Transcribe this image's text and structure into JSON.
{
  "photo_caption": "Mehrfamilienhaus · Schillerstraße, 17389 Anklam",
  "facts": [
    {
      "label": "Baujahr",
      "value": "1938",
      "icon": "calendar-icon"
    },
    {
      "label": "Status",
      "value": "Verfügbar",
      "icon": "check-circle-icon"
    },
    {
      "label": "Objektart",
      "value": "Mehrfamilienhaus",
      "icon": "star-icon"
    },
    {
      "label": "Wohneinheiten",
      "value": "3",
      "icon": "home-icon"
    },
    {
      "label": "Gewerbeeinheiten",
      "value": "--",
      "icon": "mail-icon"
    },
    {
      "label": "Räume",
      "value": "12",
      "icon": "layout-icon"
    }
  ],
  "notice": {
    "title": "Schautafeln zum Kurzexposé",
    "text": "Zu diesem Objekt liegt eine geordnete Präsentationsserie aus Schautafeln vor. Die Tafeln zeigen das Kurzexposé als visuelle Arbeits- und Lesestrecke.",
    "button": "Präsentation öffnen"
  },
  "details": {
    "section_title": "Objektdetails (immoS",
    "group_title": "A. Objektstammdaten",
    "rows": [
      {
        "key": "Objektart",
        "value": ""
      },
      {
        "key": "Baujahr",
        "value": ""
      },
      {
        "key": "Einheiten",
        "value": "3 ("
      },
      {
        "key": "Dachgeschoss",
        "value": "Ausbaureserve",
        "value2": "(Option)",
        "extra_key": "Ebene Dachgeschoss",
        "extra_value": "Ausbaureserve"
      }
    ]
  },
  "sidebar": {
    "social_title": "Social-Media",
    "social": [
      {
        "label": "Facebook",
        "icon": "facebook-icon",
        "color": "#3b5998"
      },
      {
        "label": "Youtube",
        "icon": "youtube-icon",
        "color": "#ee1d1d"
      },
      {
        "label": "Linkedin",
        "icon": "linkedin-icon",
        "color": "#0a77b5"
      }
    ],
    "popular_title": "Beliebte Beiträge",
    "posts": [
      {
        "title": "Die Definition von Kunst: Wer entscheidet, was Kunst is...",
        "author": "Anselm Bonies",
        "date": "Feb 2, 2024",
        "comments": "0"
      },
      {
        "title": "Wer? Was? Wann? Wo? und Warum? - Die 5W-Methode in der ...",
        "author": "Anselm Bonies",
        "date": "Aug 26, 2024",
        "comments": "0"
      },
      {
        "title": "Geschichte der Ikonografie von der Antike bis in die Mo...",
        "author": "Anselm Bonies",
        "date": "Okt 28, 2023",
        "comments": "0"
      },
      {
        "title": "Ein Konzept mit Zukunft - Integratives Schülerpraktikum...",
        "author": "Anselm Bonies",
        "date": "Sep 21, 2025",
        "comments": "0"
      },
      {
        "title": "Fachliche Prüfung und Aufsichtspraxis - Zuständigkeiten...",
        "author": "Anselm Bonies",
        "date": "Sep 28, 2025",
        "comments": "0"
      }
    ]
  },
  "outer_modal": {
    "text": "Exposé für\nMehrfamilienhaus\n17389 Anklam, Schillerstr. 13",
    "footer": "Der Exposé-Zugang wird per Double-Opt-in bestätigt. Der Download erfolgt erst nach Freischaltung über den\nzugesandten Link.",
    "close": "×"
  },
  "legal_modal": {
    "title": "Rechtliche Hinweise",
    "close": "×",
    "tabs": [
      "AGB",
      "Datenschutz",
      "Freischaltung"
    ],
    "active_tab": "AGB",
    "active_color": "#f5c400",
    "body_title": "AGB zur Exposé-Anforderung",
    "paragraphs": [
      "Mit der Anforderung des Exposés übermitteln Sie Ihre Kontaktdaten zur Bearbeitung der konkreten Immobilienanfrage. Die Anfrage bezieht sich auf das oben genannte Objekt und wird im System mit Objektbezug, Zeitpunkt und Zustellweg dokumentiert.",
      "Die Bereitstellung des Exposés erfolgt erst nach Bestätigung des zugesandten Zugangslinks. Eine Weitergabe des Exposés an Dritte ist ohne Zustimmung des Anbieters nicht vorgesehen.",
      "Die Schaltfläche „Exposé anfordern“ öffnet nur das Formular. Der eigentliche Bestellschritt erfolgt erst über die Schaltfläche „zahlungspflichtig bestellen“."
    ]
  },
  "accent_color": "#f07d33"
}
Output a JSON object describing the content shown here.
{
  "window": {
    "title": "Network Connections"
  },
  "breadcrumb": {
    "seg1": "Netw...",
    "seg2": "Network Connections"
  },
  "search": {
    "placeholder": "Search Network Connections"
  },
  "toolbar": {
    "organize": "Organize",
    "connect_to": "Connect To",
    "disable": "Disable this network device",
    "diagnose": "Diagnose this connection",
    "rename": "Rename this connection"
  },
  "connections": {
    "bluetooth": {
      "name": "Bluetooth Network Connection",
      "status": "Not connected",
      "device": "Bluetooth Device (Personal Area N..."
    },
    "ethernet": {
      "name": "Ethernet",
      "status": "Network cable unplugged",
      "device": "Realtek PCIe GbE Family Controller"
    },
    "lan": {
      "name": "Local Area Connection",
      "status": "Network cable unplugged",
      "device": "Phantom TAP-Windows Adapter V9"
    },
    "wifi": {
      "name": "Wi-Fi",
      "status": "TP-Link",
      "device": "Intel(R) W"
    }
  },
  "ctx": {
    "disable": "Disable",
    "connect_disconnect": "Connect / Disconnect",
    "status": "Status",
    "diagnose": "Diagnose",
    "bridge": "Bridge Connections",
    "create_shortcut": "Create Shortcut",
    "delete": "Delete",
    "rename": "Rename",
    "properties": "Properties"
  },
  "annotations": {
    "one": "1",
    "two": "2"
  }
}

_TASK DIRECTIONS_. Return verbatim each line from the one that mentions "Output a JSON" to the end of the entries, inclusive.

_RESPONSE AREA_.
Output a JSON object describing the content shown here.
{
  "window": {
    "title": "Network Connections"
  },
  "breadcrumb": {
    "seg1": "Netw...",
    "seg2": "Network Connections"
  },
  "search": {
    "placeholder": "Search Network Connections"
  },
  "toolbar": {
    "organize": "Organize",
    "connect_to": "Connect To",
    "disable": "Disable this network device",
    "diagnose": "Diagnose this connection",
    "rename": "Rename this connection"
  },
  "connections": {
    "bluetooth": {
      "name": "Bluetooth Network Connection",
      "status": "Not connected",
      "device": "Bluetooth Device (Personal Area N..."
    },
    "ethernet": {
      "name": "Ethernet",
      "status": "Network cable unplugged",
      "device": "Realtek PCIe GbE Family Controller"
    },
    "lan": {
      "name": "Local Area Connection",
      "status": "Network cable unplugged",
      "device": "Phantom TAP-Windows Adapter V9"
    },
    "wifi": {
      "name": "Wi-Fi",
      "status": "TP-Link",
      "device": "Intel(R) W"
    }
  },
  "ctx": {
    "disable": "Disable",
    "connect_disconnect": "Connect / Disconnect",
    "status": "Status",
    "diagnose": "Diagnose",
    "bridge": "Bridge Connections",
    "create_shortcut": "Create Shortcut",
    "delete": "Delete",
    "rename": "Rename",
    "properties": "Properties"
  },
  "annotations": {
    "one": "1",
    "two": "2"
  }
}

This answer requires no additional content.